## [DATA PROVIDED]
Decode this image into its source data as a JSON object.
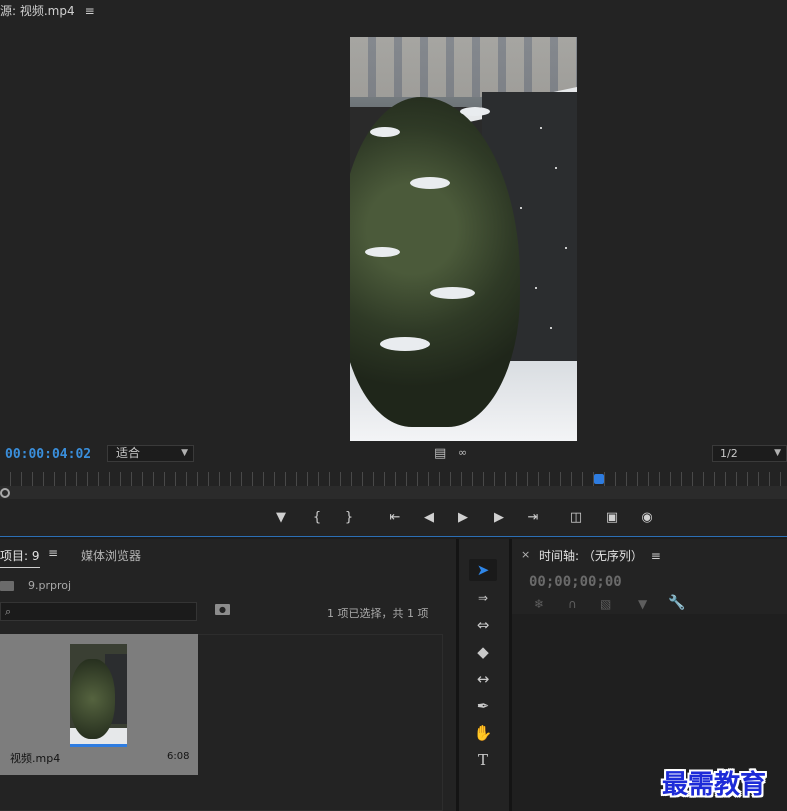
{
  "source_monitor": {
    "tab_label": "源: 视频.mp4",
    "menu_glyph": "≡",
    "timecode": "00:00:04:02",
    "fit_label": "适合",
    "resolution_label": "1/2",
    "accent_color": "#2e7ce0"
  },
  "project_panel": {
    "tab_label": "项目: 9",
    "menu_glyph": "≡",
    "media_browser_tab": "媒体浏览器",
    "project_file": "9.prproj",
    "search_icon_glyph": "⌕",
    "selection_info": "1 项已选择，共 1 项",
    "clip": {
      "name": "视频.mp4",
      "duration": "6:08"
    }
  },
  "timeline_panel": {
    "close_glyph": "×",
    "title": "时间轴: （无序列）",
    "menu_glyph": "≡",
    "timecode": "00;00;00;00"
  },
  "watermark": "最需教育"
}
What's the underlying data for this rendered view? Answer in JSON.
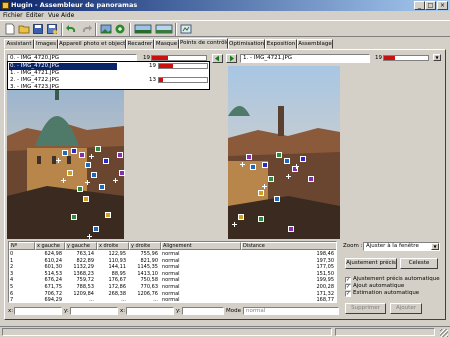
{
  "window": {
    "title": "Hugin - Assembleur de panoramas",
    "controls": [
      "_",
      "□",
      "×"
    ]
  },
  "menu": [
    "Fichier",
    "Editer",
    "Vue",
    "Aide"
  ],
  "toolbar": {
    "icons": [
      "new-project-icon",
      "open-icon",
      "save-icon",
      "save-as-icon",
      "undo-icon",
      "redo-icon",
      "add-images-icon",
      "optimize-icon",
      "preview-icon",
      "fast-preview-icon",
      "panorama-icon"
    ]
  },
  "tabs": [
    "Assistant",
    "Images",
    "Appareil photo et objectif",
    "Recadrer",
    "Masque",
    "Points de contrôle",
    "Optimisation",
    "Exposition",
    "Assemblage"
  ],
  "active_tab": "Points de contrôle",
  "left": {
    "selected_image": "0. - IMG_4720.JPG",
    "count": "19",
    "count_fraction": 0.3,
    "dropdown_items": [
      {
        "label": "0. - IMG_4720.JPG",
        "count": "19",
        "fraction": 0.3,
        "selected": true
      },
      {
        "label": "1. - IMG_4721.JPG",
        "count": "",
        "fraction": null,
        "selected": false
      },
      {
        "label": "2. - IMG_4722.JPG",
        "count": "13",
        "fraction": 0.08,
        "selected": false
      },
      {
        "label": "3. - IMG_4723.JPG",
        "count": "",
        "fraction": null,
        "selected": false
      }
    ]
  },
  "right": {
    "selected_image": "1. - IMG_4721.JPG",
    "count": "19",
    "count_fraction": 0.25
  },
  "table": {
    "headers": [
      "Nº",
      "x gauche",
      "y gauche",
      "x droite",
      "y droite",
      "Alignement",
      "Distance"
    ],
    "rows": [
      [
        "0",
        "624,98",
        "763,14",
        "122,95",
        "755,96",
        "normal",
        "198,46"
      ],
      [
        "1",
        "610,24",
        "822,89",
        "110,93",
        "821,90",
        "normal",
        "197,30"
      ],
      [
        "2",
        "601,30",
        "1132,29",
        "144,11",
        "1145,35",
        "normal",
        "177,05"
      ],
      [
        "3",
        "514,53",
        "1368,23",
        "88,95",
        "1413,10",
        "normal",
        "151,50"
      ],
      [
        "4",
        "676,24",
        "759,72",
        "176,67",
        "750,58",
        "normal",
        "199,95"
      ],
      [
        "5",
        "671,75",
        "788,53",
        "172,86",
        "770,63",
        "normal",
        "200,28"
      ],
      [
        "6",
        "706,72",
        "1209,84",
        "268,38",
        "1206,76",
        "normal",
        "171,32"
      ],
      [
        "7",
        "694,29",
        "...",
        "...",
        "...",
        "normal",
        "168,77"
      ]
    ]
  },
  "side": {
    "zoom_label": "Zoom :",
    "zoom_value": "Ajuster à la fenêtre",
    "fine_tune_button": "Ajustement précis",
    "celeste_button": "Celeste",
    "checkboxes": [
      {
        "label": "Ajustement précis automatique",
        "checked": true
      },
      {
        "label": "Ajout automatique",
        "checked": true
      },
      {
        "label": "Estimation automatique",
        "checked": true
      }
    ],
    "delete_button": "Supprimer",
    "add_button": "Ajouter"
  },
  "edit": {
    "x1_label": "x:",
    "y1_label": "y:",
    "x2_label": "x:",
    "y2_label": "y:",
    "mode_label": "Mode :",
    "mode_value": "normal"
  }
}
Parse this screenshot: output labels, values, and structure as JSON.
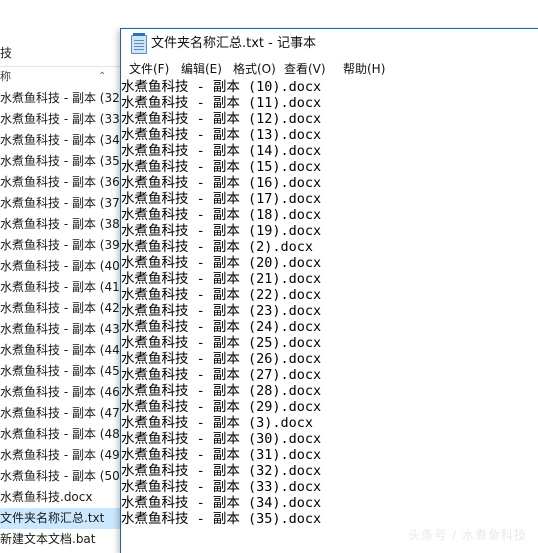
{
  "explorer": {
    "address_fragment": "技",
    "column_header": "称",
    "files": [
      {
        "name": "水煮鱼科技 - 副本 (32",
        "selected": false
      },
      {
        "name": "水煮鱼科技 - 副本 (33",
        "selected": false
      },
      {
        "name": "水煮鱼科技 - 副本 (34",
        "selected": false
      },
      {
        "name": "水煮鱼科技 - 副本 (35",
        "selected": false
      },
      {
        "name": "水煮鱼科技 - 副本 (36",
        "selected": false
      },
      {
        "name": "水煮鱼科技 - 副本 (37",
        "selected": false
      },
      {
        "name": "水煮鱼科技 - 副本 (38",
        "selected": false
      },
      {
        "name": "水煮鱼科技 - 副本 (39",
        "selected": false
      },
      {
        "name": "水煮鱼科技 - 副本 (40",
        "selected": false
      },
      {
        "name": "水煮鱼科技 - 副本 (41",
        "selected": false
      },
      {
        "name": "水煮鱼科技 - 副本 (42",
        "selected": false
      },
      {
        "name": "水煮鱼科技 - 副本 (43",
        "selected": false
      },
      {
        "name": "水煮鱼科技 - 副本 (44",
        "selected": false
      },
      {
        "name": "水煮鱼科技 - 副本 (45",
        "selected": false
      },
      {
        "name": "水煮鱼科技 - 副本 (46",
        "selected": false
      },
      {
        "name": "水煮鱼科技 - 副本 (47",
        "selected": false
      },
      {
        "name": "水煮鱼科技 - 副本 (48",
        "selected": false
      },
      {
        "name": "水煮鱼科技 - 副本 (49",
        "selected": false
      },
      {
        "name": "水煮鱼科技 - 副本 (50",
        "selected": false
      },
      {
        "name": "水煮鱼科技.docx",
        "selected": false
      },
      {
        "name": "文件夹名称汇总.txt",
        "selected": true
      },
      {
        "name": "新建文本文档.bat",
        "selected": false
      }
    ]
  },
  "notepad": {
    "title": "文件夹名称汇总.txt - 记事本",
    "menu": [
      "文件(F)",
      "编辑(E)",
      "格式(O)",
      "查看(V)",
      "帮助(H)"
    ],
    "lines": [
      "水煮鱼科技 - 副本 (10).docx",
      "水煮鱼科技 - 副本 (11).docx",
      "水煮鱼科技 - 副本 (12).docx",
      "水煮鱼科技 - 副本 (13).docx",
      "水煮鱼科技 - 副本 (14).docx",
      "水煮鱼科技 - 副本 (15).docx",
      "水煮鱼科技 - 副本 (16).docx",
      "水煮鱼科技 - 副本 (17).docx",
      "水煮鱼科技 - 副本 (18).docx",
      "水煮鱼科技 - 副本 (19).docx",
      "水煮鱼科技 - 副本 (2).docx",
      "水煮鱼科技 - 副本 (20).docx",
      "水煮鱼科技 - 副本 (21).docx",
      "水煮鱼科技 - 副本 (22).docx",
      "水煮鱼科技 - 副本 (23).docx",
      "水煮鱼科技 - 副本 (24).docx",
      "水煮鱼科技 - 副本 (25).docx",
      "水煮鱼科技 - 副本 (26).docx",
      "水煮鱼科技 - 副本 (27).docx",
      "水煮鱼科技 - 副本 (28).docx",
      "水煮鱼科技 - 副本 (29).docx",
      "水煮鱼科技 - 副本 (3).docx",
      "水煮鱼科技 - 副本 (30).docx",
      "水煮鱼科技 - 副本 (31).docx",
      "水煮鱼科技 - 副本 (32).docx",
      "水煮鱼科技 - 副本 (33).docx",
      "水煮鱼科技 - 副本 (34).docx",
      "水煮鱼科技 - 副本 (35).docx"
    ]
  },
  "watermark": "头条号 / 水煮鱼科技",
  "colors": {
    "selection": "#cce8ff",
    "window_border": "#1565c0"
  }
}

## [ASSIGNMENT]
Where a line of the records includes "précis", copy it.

## [ANSWER FOR THIS EXERCISE]
    "fine_tune_button": "Ajustement précis",
        "label": "Ajustement précis automatique",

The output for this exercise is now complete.